The answer must consist of every line in the data that contains "Dips".

- Opening Delimiter -

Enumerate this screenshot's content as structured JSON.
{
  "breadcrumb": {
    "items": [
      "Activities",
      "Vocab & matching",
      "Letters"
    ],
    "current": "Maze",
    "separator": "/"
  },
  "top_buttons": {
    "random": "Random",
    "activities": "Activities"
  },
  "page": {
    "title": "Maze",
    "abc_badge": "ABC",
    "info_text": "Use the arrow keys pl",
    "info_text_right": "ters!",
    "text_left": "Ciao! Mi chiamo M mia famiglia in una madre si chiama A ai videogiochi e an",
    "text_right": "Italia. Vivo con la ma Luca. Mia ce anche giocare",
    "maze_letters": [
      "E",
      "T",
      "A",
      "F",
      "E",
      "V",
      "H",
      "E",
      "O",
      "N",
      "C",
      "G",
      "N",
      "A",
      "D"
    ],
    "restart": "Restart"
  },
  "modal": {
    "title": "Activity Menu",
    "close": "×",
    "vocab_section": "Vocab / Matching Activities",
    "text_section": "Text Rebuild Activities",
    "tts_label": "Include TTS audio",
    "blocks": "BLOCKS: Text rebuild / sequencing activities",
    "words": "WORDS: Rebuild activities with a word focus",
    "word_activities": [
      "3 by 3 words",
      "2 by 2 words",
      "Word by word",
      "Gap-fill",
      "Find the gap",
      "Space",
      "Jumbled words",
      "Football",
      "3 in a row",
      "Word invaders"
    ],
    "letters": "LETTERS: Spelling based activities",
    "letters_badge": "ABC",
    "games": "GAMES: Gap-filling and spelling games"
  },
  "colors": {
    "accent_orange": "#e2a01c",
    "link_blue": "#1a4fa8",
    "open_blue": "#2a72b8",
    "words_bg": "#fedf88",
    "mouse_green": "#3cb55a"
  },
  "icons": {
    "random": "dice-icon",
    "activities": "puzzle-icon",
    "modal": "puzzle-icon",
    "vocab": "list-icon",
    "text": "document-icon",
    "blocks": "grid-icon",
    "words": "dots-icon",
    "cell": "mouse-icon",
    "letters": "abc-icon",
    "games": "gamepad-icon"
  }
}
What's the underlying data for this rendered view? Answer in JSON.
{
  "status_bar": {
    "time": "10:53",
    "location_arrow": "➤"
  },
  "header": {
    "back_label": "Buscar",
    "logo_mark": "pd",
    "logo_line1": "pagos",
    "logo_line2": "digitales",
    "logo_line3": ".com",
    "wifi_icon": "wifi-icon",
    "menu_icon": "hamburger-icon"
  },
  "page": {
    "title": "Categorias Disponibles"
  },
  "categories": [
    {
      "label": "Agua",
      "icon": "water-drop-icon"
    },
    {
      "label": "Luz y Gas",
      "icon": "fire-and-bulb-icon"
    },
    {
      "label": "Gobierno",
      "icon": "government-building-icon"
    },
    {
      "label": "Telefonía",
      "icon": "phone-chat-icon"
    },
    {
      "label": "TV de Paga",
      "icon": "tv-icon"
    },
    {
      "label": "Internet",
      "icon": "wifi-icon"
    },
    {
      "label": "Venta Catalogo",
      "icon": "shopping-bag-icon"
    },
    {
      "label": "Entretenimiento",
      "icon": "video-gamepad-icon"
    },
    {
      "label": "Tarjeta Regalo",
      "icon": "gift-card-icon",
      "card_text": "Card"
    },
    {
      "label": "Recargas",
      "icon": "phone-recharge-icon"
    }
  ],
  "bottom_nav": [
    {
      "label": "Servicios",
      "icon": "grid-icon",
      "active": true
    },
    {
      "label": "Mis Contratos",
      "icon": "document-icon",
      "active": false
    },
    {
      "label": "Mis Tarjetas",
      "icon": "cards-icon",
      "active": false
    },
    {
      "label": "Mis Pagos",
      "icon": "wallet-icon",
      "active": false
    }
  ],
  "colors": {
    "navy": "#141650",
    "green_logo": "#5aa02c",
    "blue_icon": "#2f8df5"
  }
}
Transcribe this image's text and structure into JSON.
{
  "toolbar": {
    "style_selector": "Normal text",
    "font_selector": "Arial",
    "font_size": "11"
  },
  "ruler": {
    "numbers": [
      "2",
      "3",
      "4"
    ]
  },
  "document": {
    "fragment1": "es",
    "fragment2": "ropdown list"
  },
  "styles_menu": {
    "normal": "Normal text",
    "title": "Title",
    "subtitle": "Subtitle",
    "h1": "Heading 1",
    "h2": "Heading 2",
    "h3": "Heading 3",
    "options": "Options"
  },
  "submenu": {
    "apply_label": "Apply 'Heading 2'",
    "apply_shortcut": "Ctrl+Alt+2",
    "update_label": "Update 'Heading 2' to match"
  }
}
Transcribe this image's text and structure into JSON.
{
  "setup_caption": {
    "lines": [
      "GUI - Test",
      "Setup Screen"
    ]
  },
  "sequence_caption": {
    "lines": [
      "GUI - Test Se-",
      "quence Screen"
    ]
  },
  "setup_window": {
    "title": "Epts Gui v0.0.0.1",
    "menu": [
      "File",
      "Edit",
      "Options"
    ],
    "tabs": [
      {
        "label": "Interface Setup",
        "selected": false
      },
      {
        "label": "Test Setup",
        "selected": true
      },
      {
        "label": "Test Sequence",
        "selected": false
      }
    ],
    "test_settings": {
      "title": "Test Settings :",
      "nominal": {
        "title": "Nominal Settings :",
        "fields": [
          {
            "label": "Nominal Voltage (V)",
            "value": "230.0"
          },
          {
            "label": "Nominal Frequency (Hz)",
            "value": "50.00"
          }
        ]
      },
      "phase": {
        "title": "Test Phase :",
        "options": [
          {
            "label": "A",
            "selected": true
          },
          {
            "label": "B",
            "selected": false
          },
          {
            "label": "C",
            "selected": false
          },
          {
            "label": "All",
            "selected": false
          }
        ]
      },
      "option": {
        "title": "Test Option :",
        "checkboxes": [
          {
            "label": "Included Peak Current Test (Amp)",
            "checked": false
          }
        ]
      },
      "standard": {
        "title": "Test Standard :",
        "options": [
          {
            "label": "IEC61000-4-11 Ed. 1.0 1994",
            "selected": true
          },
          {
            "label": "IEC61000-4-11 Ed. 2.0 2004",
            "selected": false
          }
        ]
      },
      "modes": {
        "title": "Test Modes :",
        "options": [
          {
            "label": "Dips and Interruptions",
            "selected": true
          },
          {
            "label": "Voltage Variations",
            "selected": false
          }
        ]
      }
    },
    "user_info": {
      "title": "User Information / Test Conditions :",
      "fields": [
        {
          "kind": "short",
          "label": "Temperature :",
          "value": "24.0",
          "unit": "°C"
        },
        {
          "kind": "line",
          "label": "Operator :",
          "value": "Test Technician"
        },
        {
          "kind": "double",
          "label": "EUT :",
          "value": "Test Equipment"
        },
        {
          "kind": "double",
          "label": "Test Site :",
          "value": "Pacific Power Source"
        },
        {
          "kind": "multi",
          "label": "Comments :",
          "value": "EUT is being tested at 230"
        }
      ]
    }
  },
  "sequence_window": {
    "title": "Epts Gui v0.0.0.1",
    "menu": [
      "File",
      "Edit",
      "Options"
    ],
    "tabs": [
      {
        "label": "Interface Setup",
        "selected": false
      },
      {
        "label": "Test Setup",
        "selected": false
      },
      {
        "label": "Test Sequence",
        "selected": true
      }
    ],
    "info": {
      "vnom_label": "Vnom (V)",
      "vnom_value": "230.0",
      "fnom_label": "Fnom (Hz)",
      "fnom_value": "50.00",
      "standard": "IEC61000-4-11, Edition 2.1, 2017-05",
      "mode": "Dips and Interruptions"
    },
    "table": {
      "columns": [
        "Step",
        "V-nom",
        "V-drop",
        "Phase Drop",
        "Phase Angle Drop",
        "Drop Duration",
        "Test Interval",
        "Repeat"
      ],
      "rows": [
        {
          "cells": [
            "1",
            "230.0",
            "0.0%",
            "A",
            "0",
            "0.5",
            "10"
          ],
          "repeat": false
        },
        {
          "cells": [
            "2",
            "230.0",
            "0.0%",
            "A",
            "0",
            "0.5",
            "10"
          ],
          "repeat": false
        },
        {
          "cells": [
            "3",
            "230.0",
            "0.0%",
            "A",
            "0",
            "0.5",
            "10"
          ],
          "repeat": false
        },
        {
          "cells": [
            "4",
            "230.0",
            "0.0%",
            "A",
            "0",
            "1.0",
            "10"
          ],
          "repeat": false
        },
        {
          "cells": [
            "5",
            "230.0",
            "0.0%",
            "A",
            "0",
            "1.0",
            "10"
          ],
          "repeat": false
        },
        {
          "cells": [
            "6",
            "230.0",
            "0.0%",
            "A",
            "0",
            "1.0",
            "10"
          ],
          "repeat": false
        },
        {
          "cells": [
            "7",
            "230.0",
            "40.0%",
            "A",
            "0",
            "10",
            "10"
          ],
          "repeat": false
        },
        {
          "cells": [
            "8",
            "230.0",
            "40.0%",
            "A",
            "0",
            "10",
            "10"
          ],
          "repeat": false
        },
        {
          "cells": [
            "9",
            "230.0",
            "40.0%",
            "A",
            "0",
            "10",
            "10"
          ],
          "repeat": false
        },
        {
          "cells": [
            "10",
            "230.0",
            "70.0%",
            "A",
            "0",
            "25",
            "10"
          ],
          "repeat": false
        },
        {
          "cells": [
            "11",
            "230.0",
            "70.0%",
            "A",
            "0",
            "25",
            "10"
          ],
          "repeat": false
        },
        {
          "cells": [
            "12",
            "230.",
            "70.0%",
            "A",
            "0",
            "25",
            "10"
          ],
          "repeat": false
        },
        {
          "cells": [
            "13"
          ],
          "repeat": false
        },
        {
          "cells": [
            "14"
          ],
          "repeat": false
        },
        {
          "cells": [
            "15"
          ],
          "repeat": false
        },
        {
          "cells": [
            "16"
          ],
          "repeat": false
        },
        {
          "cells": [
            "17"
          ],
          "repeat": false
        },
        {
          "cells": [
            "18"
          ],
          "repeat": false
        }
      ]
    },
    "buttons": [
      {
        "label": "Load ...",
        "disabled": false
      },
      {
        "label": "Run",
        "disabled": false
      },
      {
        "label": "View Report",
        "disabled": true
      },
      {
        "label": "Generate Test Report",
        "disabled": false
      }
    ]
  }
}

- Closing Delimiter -

• **Result for this task**
            "label": "Dips and Interruptions",
      "mode": "Dips and Interruptions"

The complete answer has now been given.